*WHAT YOU HAVE TO DO*:
Every entry needs to be given again exactly as it reads.

*DATA SHOWN*:
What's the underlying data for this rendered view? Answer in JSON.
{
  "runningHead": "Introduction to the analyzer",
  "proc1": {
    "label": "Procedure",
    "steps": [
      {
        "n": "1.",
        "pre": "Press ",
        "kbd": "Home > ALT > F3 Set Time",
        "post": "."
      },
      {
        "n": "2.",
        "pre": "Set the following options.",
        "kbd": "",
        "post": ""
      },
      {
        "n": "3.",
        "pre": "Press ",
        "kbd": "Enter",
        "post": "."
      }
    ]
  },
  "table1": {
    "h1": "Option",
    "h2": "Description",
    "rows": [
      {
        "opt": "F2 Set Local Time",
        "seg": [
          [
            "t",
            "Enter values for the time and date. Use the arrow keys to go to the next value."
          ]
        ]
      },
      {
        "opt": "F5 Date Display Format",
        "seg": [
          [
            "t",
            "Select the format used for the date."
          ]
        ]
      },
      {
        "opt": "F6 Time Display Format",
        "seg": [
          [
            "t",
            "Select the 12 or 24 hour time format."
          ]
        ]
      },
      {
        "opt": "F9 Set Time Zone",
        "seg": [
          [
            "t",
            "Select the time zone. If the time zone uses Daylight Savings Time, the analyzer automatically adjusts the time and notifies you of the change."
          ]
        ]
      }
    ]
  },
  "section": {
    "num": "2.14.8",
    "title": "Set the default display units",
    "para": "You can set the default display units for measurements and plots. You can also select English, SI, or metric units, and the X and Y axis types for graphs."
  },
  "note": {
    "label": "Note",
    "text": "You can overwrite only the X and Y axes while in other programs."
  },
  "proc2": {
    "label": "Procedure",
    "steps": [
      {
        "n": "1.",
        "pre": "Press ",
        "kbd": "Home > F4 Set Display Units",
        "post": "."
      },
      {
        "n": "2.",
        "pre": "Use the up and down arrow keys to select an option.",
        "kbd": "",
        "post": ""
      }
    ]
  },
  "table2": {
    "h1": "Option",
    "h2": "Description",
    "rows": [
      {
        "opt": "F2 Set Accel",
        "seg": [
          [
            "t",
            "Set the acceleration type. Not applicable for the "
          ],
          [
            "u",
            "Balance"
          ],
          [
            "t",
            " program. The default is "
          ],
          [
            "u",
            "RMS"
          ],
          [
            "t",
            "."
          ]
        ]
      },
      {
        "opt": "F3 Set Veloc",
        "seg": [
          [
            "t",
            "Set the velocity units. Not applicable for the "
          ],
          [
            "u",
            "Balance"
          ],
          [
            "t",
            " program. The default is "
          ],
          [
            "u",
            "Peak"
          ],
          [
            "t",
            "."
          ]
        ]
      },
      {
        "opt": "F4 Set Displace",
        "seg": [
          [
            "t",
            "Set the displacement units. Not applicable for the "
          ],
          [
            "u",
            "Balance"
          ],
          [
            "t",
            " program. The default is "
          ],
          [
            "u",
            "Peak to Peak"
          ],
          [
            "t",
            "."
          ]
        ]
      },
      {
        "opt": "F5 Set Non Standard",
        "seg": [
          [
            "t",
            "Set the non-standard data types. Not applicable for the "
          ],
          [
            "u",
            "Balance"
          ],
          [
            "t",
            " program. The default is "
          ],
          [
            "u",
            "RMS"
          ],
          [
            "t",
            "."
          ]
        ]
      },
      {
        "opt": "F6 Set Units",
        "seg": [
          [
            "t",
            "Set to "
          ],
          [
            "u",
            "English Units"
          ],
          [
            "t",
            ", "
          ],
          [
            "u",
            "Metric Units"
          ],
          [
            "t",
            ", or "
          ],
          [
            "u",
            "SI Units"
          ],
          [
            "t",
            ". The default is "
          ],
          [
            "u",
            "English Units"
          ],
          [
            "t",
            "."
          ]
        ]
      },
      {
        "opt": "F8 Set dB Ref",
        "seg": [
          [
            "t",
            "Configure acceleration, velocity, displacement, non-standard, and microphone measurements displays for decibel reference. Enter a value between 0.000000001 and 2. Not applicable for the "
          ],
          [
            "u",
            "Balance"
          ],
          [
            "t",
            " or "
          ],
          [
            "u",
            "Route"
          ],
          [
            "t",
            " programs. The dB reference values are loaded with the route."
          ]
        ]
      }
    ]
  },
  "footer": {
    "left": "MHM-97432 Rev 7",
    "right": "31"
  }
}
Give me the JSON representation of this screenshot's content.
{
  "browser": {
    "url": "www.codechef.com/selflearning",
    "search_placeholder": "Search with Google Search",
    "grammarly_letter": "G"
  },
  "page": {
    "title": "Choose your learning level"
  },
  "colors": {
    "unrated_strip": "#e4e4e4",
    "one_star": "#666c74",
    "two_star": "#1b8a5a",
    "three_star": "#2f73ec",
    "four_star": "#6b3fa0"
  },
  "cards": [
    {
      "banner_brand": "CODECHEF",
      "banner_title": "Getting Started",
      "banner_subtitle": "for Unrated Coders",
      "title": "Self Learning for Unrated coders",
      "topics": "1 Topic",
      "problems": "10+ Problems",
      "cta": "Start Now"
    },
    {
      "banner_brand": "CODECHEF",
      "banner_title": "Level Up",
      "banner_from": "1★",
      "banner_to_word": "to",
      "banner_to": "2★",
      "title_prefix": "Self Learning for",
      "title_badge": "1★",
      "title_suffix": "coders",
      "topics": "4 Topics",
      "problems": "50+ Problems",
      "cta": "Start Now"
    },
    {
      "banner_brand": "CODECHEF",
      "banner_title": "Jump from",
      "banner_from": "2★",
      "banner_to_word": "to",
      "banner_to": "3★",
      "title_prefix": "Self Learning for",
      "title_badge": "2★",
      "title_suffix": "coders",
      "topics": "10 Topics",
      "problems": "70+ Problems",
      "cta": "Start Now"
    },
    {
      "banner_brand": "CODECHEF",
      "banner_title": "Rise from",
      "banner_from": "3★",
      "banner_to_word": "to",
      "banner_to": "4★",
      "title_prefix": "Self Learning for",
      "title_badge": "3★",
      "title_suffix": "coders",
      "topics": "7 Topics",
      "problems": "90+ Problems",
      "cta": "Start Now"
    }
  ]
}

*PROBLEM SOLUTION*:
What's the underlying data for this rendered view? Answer in JSON.
{
  "runningHead": "Introduction to the analyzer",
  "proc1": {
    "label": "Procedure",
    "steps": [
      {
        "n": "1.",
        "pre": "Press ",
        "kbd": "Home > ALT > F3 Set Time",
        "post": "."
      },
      {
        "n": "2.",
        "pre": "Set the following options.",
        "kbd": "",
        "post": ""
      },
      {
        "n": "3.",
        "pre": "Press ",
        "kbd": "Enter",
        "post": "."
      }
    ]
  },
  "table1": {
    "h1": "Option",
    "h2": "Description",
    "rows": [
      {
        "opt": "F2 Set Local Time",
        "seg": [
          [
            "t",
            "Enter values for the time and date. Use the arrow keys to go to the next value."
          ]
        ]
      },
      {
        "opt": "F5 Date Display Format",
        "seg": [
          [
            "t",
            "Select the format used for the date."
          ]
        ]
      },
      {
        "opt": "F6 Time Display Format",
        "seg": [
          [
            "t",
            "Select the 12 or 24 hour time format."
          ]
        ]
      },
      {
        "opt": "F9 Set Time Zone",
        "seg": [
          [
            "t",
            "Select the time zone. If the time zone uses Daylight Savings Time, the analyzer automatically adjusts the time and notifies you of the change."
          ]
        ]
      }
    ]
  },
  "section": {
    "num": "2.14.8",
    "title": "Set the default display units",
    "para": "You can set the default display units for measurements and plots. You can also select English, SI, or metric units, and the X and Y axis types for graphs."
  },
  "note": {
    "label": "Note",
    "text": "You can overwrite only the X and Y axes while in other programs."
  },
  "proc2": {
    "label": "Procedure",
    "steps": [
      {
        "n": "1.",
        "pre": "Press ",
        "kbd": "Home > F4 Set Display Units",
        "post": "."
      },
      {
        "n": "2.",
        "pre": "Use the up and down arrow keys to select an option.",
        "kbd": "",
        "post": ""
      }
    ]
  },
  "table2": {
    "h1": "Option",
    "h2": "Description",
    "rows": [
      {
        "opt": "F2 Set Accel",
        "seg": [
          [
            "t",
            "Set the acceleration type. Not applicable for the "
          ],
          [
            "u",
            "Balance"
          ],
          [
            "t",
            " program. The default is "
          ],
          [
            "u",
            "RMS"
          ],
          [
            "t",
            "."
          ]
        ]
      },
      {
        "opt": "F3 Set Veloc",
        "seg": [
          [
            "t",
            "Set the velocity units. Not applicable for the "
          ],
          [
            "u",
            "Balance"
          ],
          [
            "t",
            " program. The default is "
          ],
          [
            "u",
            "Peak"
          ],
          [
            "t",
            "."
          ]
        ]
      },
      {
        "opt": "F4 Set Displace",
        "seg": [
          [
            "t",
            "Set the displacement units. Not applicable for the "
          ],
          [
            "u",
            "Balance"
          ],
          [
            "t",
            " program. The default is "
          ],
          [
            "u",
            "Peak to Peak"
          ],
          [
            "t",
            "."
          ]
        ]
      },
      {
        "opt": "F5 Set Non Standard",
        "seg": [
          [
            "t",
            "Set the non-standard data types. Not applicable for the "
          ],
          [
            "u",
            "Balance"
          ],
          [
            "t",
            " program. The default is "
          ],
          [
            "u",
            "RMS"
          ],
          [
            "t",
            "."
          ]
        ]
      },
      {
        "opt": "F6 Set Units",
        "seg": [
          [
            "t",
            "Set to "
          ],
          [
            "u",
            "English Units"
          ],
          [
            "t",
            ", "
          ],
          [
            "u",
            "Metric Units"
          ],
          [
            "t",
            ", or "
          ],
          [
            "u",
            "SI Units"
          ],
          [
            "t",
            ". The default is "
          ],
          [
            "u",
            "English Units"
          ],
          [
            "t",
            "."
          ]
        ]
      },
      {
        "opt": "F8 Set dB Ref",
        "seg": [
          [
            "t",
            "Configure acceleration, velocity, displacement, non-standard, and microphone measurements displays for decibel reference. Enter a value between 0.000000001 and 2. Not applicable for the "
          ],
          [
            "u",
            "Balance"
          ],
          [
            "t",
            " or "
          ],
          [
            "u",
            "Route"
          ],
          [
            "t",
            " programs. The dB reference values are loaded with the route."
          ]
        ]
      }
    ]
  },
  "footer": {
    "left": "MHM-97432 Rev 7",
    "right": "31"
  }
}
Give me the JSON representation of this screenshot's content.
{
  "browser": {
    "url": "www.codechef.com/selflearning",
    "search_placeholder": "Search with Google Search",
    "grammarly_letter": "G"
  },
  "page": {
    "title": "Choose your learning level"
  },
  "colors": {
    "unrated_strip": "#e4e4e4",
    "one_star": "#666c74",
    "two_star": "#1b8a5a",
    "three_star": "#2f73ec",
    "four_star": "#6b3fa0"
  },
  "cards": [
    {
      "banner_brand": "CODECHEF",
      "banner_title": "Getting Started",
      "banner_subtitle": "for Unrated Coders",
      "title": "Self Learning for Unrated coders",
      "topics": "1 Topic",
      "problems": "10+ Problems",
      "cta": "Start Now"
    },
    {
      "banner_brand": "CODECHEF",
      "banner_title": "Level Up",
      "banner_from": "1★",
      "banner_to_word": "to",
      "banner_to": "2★",
      "title_prefix": "Self Learning for",
      "title_badge": "1★",
      "title_suffix": "coders",
      "topics": "4 Topics",
      "problems": "50+ Problems",
      "cta": "Start Now"
    },
    {
      "banner_brand": "CODECHEF",
      "banner_title": "Jump from",
      "banner_from": "2★",
      "banner_to_word": "to",
      "banner_to": "3★",
      "title_prefix": "Self Learning for",
      "title_badge": "2★",
      "title_suffix": "coders",
      "topics": "10 Topics",
      "problems": "70+ Problems",
      "cta": "Start Now"
    },
    {
      "banner_brand": "CODECHEF",
      "banner_title": "Rise from",
      "banner_from": "3★",
      "banner_to_word": "to",
      "banner_to": "4★",
      "title_prefix": "Self Learning for",
      "title_badge": "3★",
      "title_suffix": "coders",
      "topics": "7 Topics",
      "problems": "90+ Problems",
      "cta": "Start Now"
    }
  ]
}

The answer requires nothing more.